More Questions Than Answers
Potteiger says that factors beyond physical capacity also cloud our ability to evaluate the fittest athlete.
First, there’s the issue of self-selection. Potteiger believes that many pro athletes—such as LeBron James—would be successful decathletes, but choose not to, probably because of the sport’s low profile and earning potential. At some point, the multisport athlete has to specialize to become successful. And even within a sport, certain skills are more or less important than others. (Take basketball—a point guard needs quickness, but a center may not.)
How the Fittest Train
Now that we’ve reached educated conclusions about the fittest athletes, you may be wondering what kind of training it takes to become one. Durkin, who trains many pro athletes, gave us a detailed look. In the off-season his charges will do a 45- to 60-minute high-intensity interval workouts three to four times a week. As the season approaches, they’ll work out longer (up to two-and-a-half hours a day), working both the upper and lower body, incorporating weights and on-field sport-specific activities. A typical weekly breakdown is:
- Monday and Thursday: lower body and core
- Tuesday and Friday: upper body
- A peak workout for the lower body consists of some combination of squats, lunges, side lunges, plyometrics, single leg Romanian deadlifts, kettlebell swings and lateral band walks (for the hips), using a Superband. Core work includes exercises using the TRX Suspension Trainer, Swiss balls and BOSU balls, push-passes with a medicine ball, total gym knee tucks and rotational training work for the hips and core on the TRX Rip Trainer. “We’ll do four to six lower-body exercises, plus five to 10 sets of core training,” Durkin says.
- The next day, the upper-body work consists of four to six exercises (two to four sets of each) from among the following: balance-board push-ups, stability ball dumbbell bench press, TRX rows, Total Gym pull-ups, TRX movements for the shoulder and back, and one-arm rows and other traditional strength-training exercises on machines or with free weights. He also uses relatively esoteric equipment such as fat bars (which are thicker, harder-to-grip barbells) or rice buckets (to strengthen fingertip grip).

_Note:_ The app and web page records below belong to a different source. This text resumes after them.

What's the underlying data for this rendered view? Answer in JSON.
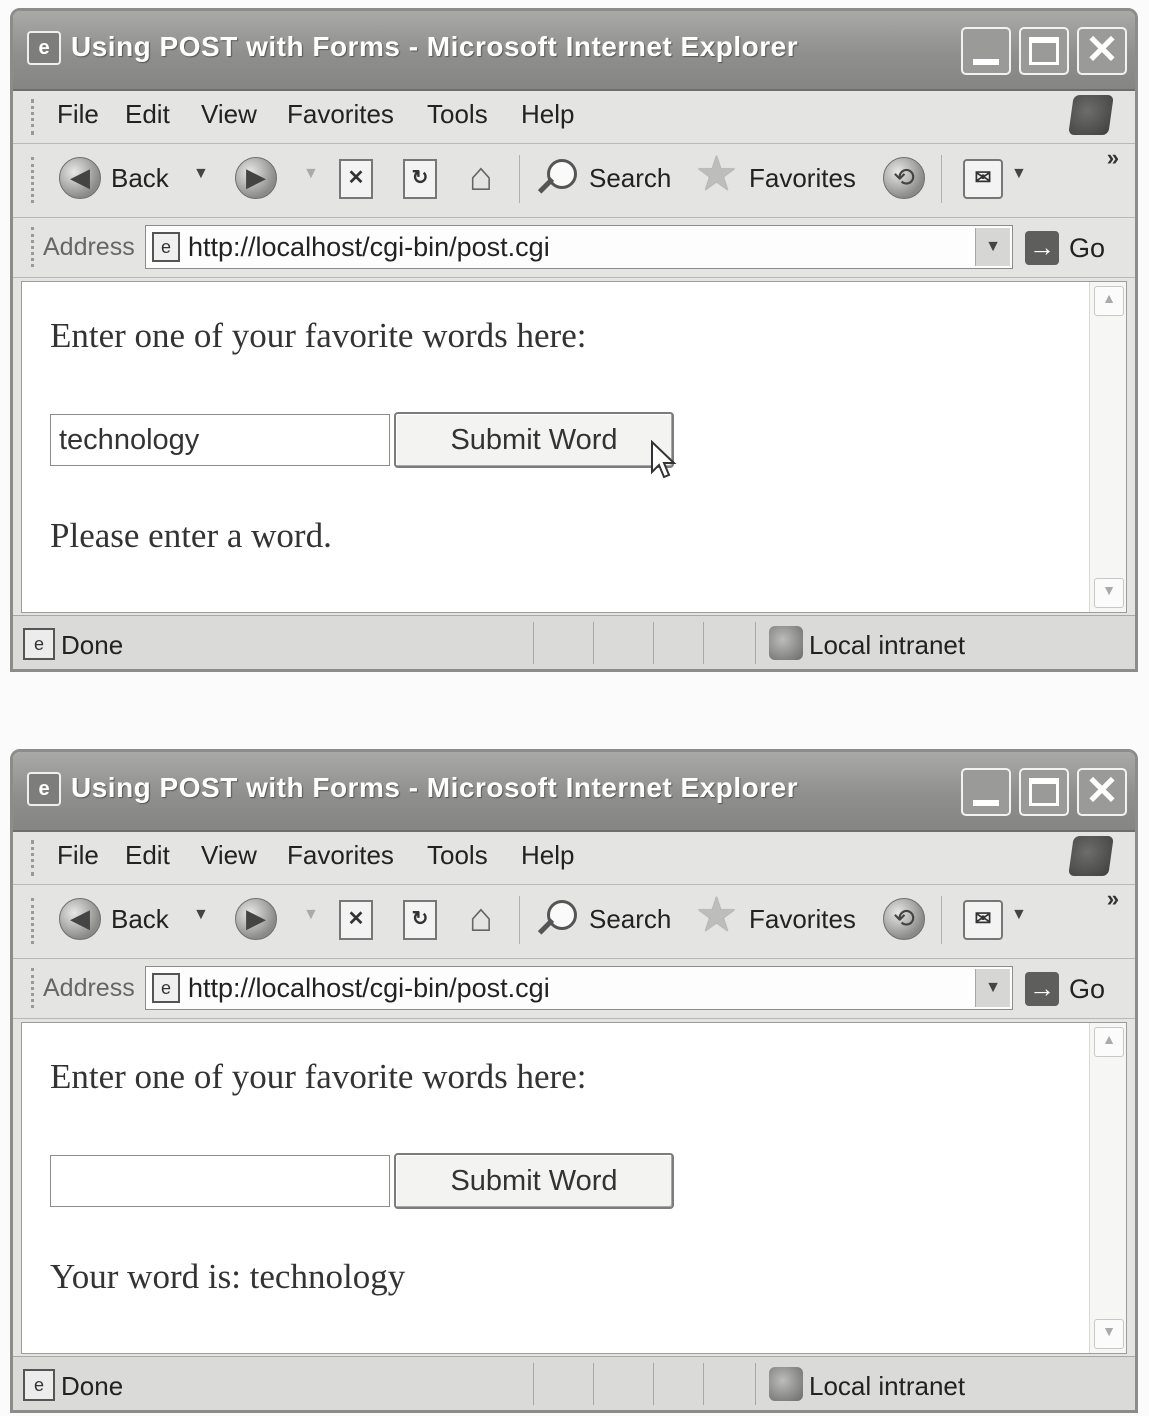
{
  "windows": [
    {
      "title": "Using POST with Forms - Microsoft Internet Explorer",
      "menu": [
        "File",
        "Edit",
        "View",
        "Favorites",
        "Tools",
        "Help"
      ],
      "toolbar": {
        "back": "Back",
        "search": "Search",
        "favorites": "Favorites",
        "more": "»"
      },
      "address": {
        "label": "Address",
        "url": "http://localhost/cgi-bin/post.cgi",
        "go": "Go"
      },
      "page": {
        "prompt": "Enter one of your favorite words here:",
        "input_value": "technology",
        "submit_label": "Submit Word",
        "result": "Please enter a word."
      },
      "status": {
        "text": "Done",
        "zone": "Local intranet"
      },
      "cursor_visible": true
    },
    {
      "title": "Using POST with Forms - Microsoft Internet Explorer",
      "menu": [
        "File",
        "Edit",
        "View",
        "Favorites",
        "Tools",
        "Help"
      ],
      "toolbar": {
        "back": "Back",
        "search": "Search",
        "favorites": "Favorites",
        "more": "»"
      },
      "address": {
        "label": "Address",
        "url": "http://localhost/cgi-bin/post.cgi",
        "go": "Go"
      },
      "page": {
        "prompt": "Enter one of your favorite words here:",
        "input_value": "",
        "submit_label": "Submit Word",
        "result": "Your word is: technology"
      },
      "status": {
        "text": "Done",
        "zone": "Local intranet"
      },
      "cursor_visible": false
    }
  ],
  "colors": {
    "titlebar": "#8f8f8d",
    "chrome": "#e4e4e2",
    "content_bg": "#ffffff"
  },
  "icons": [
    "ie-app-icon",
    "minimize-icon",
    "maximize-icon",
    "close-icon",
    "windows-xp-logo-icon",
    "back-icon",
    "forward-icon",
    "stop-icon",
    "refresh-icon",
    "home-icon",
    "search-icon",
    "favorites-star-icon",
    "history-icon",
    "mail-icon",
    "page-icon",
    "go-icon",
    "local-intranet-icon",
    "mouse-cursor-icon"
  ]
}
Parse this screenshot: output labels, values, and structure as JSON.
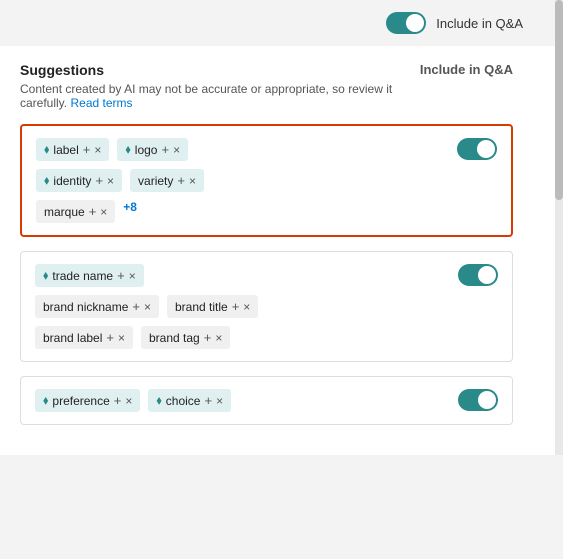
{
  "topbar": {
    "toggle_label": "Include in Q&A"
  },
  "suggestions": {
    "title": "Suggestions",
    "description": "Content created by AI may not be accurate or appropriate, so review it carefully.",
    "read_terms": "Read terms",
    "column_header": "Include in Q&A"
  },
  "cards": [
    {
      "id": "card1",
      "highlighted": true,
      "toggle_on": true,
      "rows": [
        [
          {
            "text": "label",
            "ai": false,
            "plus": true,
            "x": true
          },
          {
            "text": "logo",
            "ai": true,
            "plus": true,
            "x": true
          }
        ],
        [
          {
            "text": "identity",
            "ai": true,
            "plus": true,
            "x": true
          },
          {
            "text": "variety",
            "ai": false,
            "plus": true,
            "x": true
          }
        ],
        [
          {
            "text": "marque",
            "ai": false,
            "plus": true,
            "x": true
          },
          {
            "text": "+8",
            "badge": true
          }
        ]
      ]
    },
    {
      "id": "card2",
      "highlighted": false,
      "toggle_on": true,
      "rows": [
        [
          {
            "text": "trade name",
            "ai": true,
            "plus": true,
            "x": true
          }
        ],
        [
          {
            "text": "brand nickname",
            "ai": false,
            "plus": true,
            "x": true
          },
          {
            "text": "brand title",
            "ai": false,
            "plus": true,
            "x": true
          }
        ],
        [
          {
            "text": "brand label",
            "ai": false,
            "plus": true,
            "x": true
          },
          {
            "text": "brand tag",
            "ai": false,
            "plus": true,
            "x": true
          }
        ]
      ]
    },
    {
      "id": "card3",
      "highlighted": false,
      "toggle_on": true,
      "rows": [
        [
          {
            "text": "preference",
            "ai": true,
            "plus": true,
            "x": true
          },
          {
            "text": "choice",
            "ai": true,
            "plus": true,
            "x": true
          }
        ]
      ]
    }
  ]
}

- Some days Durkin adds 30 to 40 minutes of agility drills that replicate moves on the field (with a 1:2 or 1:3 work-to-rest ratio; that is, 20 seconds of work, 40 seconds of rest) using cones, ladders, hurdles and Superbands.
- If those weren’t enough, he adds supplementary exercises for the neck, feet and ankles.
So, if as Chang says, “the fittest athlete is in the eye of the beholder,” anyone who can survive Durkin’s workouts can probably claim the mantle.
Jim Gerard is an author, journalist, playwright and stand-up comic. He has written for the New Republic, Travel & Leisure, Maxim, Cosmopolitan, Washington Post, Salon, Details, New York Observer, and many other magazines. For more information, visit his site at www.gangof60.com.